Dataset rows for apps and sites
────
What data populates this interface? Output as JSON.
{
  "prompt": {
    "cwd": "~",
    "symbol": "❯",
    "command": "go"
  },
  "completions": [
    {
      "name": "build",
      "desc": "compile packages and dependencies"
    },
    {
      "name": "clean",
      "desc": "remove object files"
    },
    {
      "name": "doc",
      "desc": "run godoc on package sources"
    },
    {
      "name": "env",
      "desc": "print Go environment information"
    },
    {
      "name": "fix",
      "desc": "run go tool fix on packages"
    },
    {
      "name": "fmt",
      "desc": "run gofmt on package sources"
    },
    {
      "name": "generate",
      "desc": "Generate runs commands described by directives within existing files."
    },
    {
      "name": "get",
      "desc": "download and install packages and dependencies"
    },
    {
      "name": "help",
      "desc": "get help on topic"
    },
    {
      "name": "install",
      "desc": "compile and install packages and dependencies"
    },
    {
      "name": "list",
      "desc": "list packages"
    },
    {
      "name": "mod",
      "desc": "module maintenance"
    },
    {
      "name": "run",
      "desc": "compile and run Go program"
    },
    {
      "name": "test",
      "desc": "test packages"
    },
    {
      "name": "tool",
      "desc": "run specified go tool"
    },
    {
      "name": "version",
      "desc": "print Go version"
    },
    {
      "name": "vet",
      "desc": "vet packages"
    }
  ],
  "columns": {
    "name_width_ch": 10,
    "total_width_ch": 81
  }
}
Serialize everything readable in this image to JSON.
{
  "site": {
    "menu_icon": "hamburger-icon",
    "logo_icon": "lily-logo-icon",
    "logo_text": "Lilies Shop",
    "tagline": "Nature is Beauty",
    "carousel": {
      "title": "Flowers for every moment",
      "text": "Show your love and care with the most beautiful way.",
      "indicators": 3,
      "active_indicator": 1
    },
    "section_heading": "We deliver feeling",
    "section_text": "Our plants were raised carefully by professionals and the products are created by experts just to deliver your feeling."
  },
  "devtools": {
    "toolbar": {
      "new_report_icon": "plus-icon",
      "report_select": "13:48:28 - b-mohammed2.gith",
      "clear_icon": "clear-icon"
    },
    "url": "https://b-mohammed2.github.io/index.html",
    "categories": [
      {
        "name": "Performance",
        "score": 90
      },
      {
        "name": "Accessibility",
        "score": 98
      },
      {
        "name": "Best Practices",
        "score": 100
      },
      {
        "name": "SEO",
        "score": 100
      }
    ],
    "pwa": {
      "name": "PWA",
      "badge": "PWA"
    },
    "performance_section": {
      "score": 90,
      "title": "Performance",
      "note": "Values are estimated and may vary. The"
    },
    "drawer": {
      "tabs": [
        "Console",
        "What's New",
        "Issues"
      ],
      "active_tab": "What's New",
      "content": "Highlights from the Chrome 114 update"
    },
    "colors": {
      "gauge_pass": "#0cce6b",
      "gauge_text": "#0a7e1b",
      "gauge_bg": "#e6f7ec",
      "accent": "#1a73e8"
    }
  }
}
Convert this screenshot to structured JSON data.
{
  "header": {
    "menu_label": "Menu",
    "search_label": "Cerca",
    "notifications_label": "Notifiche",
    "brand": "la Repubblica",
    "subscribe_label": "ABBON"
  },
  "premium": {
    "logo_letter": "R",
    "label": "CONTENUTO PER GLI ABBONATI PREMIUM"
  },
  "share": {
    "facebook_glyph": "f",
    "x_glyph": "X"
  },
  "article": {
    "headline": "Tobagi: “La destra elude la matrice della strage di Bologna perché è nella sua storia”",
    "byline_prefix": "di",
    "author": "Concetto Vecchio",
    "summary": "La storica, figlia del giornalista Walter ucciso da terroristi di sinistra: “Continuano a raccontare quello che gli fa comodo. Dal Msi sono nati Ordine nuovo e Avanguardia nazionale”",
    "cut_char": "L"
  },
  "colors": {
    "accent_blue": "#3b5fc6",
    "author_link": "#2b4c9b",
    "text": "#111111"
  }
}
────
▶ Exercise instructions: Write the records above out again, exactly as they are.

▶ Exercise answer:
What data populates this interface? Output as JSON.
{
  "prompt": {
    "cwd": "~",
    "symbol": "❯",
    "command": "go"
  },
  "completions": [
    {
      "name": "build",
      "desc": "compile packages and dependencies"
    },
    {
      "name": "clean",
      "desc": "remove object files"
    },
    {
      "name": "doc",
      "desc": "run godoc on package sources"
    },
    {
      "name": "env",
      "desc": "print Go environment information"
    },
    {
      "name": "fix",
      "desc": "run go tool fix on packages"
    },
    {
      "name": "fmt",
      "desc": "run gofmt on package sources"
    },
    {
      "name": "generate",
      "desc": "Generate runs commands described by directives within existing files."
    },
    {
      "name": "get",
      "desc": "download and install packages and dependencies"
    },
    {
      "name": "help",
      "desc": "get help on topic"
    },
    {
      "name": "install",
      "desc": "compile and install packages and dependencies"
    },
    {
      "name": "list",
      "desc": "list packages"
    },
    {
      "name": "mod",
      "desc": "module maintenance"
    },
    {
      "name": "run",
      "desc": "compile and run Go program"
    },
    {
      "name": "test",
      "desc": "test packages"
    },
    {
      "name": "tool",
      "desc": "run specified go tool"
    },
    {
      "name": "version",
      "desc": "print Go version"
    },
    {
      "name": "vet",
      "desc": "vet packages"
    }
  ],
  "columns": {
    "name_width_ch": 10,
    "total_width_ch": 81
  }
}
Serialize everything readable in this image to JSON.
{
  "site": {
    "menu_icon": "hamburger-icon",
    "logo_icon": "lily-logo-icon",
    "logo_text": "Lilies Shop",
    "tagline": "Nature is Beauty",
    "carousel": {
      "title": "Flowers for every moment",
      "text": "Show your love and care with the most beautiful way.",
      "indicators": 3,
      "active_indicator": 1
    },
    "section_heading": "We deliver feeling",
    "section_text": "Our plants were raised carefully by professionals and the products are created by experts just to deliver your feeling."
  },
  "devtools": {
    "toolbar": {
      "new_report_icon": "plus-icon",
      "report_select": "13:48:28 - b-mohammed2.gith",
      "clear_icon": "clear-icon"
    },
    "url": "https://b-mohammed2.github.io/index.html",
    "categories": [
      {
        "name": "Performance",
        "score": 90
      },
      {
        "name": "Accessibility",
        "score": 98
      },
      {
        "name": "Best Practices",
        "score": 100
      },
      {
        "name": "SEO",
        "score": 100
      }
    ],
    "pwa": {
      "name": "PWA",
      "badge": "PWA"
    },
    "performance_section": {
      "score": 90,
      "title": "Performance",
      "note": "Values are estimated and may vary. The"
    },
    "drawer": {
      "tabs": [
        "Console",
        "What's New",
        "Issues"
      ],
      "active_tab": "What's New",
      "content": "Highlights from the Chrome 114 update"
    },
    "colors": {
      "gauge_pass": "#0cce6b",
      "gauge_text": "#0a7e1b",
      "gauge_bg": "#e6f7ec",
      "accent": "#1a73e8"
    }
  }
}
Convert this screenshot to structured JSON data.
{
  "header": {
    "menu_label": "Menu",
    "search_label": "Cerca",
    "notifications_label": "Notifiche",
    "brand": "la Repubblica",
    "subscribe_label": "ABBON"
  },
  "premium": {
    "logo_letter": "R",
    "label": "CONTENUTO PER GLI ABBONATI PREMIUM"
  },
  "share": {
    "facebook_glyph": "f",
    "x_glyph": "X"
  },
  "article": {
    "headline": "Tobagi: “La destra elude la matrice della strage di Bologna perché è nella sua storia”",
    "byline_prefix": "di",
    "author": "Concetto Vecchio",
    "summary": "La storica, figlia del giornalista Walter ucciso da terroristi di sinistra: “Continuano a raccontare quello che gli fa comodo. Dal Msi sono nati Ordine nuovo e Avanguardia nazionale”",
    "cut_char": "L"
  },
  "colors": {
    "accent_blue": "#3b5fc6",
    "author_link": "#2b4c9b",
    "text": "#111111"
  }
}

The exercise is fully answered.